- [Dataset records]:
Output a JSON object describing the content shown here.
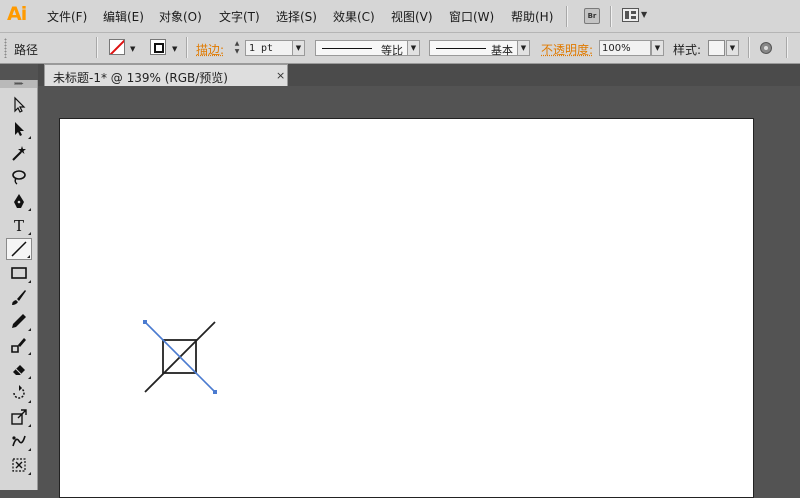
{
  "app": {
    "logo": "Ai"
  },
  "menu": {
    "items": [
      "文件(F)",
      "编辑(E)",
      "对象(O)",
      "文字(T)",
      "选择(S)",
      "效果(C)",
      "视图(V)",
      "窗口(W)",
      "帮助(H)"
    ],
    "bridge_button": "Br"
  },
  "controlbar": {
    "object_type": "路径",
    "stroke_label": "描边:",
    "stroke_weight": "1 pt",
    "variable_width_profile": "等比",
    "brush_definition": "基本",
    "opacity_label": "不透明度:",
    "opacity_value": "100%",
    "style_label": "样式:"
  },
  "document": {
    "tab_title": "未标题-1* @ 139% (RGB/预览)",
    "close_glyph": "×"
  },
  "tools": [
    {
      "name": "selection-tool-icon"
    },
    {
      "name": "direct-selection-tool-icon"
    },
    {
      "name": "magic-wand-tool-icon"
    },
    {
      "name": "lasso-tool-icon"
    },
    {
      "name": "pen-tool-icon"
    },
    {
      "name": "type-tool-icon",
      "glyph": "T"
    },
    {
      "name": "line-segment-tool-icon",
      "active": true
    },
    {
      "name": "rectangle-tool-icon"
    },
    {
      "name": "paintbrush-tool-icon"
    },
    {
      "name": "pencil-tool-icon"
    },
    {
      "name": "blob-brush-tool-icon"
    },
    {
      "name": "eraser-tool-icon"
    },
    {
      "name": "rotate-tool-icon"
    },
    {
      "name": "scale-tool-icon"
    },
    {
      "name": "puppet-warp-tool-icon"
    },
    {
      "name": "free-transform-tool-icon"
    }
  ],
  "colors": {
    "accent_label": "#e07a00",
    "selection": "#4a7bd0",
    "stroke": "#222222"
  }
}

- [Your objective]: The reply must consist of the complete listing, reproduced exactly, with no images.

- [Task result]:
Output a JSON object describing the content shown here.
{
  "app": {
    "logo": "Ai"
  },
  "menu": {
    "items": [
      "文件(F)",
      "编辑(E)",
      "对象(O)",
      "文字(T)",
      "选择(S)",
      "效果(C)",
      "视图(V)",
      "窗口(W)",
      "帮助(H)"
    ],
    "bridge_button": "Br"
  },
  "controlbar": {
    "object_type": "路径",
    "stroke_label": "描边:",
    "stroke_weight": "1 pt",
    "variable_width_profile": "等比",
    "brush_definition": "基本",
    "opacity_label": "不透明度:",
    "opacity_value": "100%",
    "style_label": "样式:"
  },
  "document": {
    "tab_title": "未标题-1* @ 139% (RGB/预览)",
    "close_glyph": "×"
  },
  "tools": [
    {
      "name": "selection-tool-icon"
    },
    {
      "name": "direct-selection-tool-icon"
    },
    {
      "name": "magic-wand-tool-icon"
    },
    {
      "name": "lasso-tool-icon"
    },
    {
      "name": "pen-tool-icon"
    },
    {
      "name": "type-tool-icon",
      "glyph": "T"
    },
    {
      "name": "line-segment-tool-icon",
      "active": true
    },
    {
      "name": "rectangle-tool-icon"
    },
    {
      "name": "paintbrush-tool-icon"
    },
    {
      "name": "pencil-tool-icon"
    },
    {
      "name": "blob-brush-tool-icon"
    },
    {
      "name": "eraser-tool-icon"
    },
    {
      "name": "rotate-tool-icon"
    },
    {
      "name": "scale-tool-icon"
    },
    {
      "name": "puppet-warp-tool-icon"
    },
    {
      "name": "free-transform-tool-icon"
    }
  ],
  "colors": {
    "accent_label": "#e07a00",
    "selection": "#4a7bd0",
    "stroke": "#222222"
  }
}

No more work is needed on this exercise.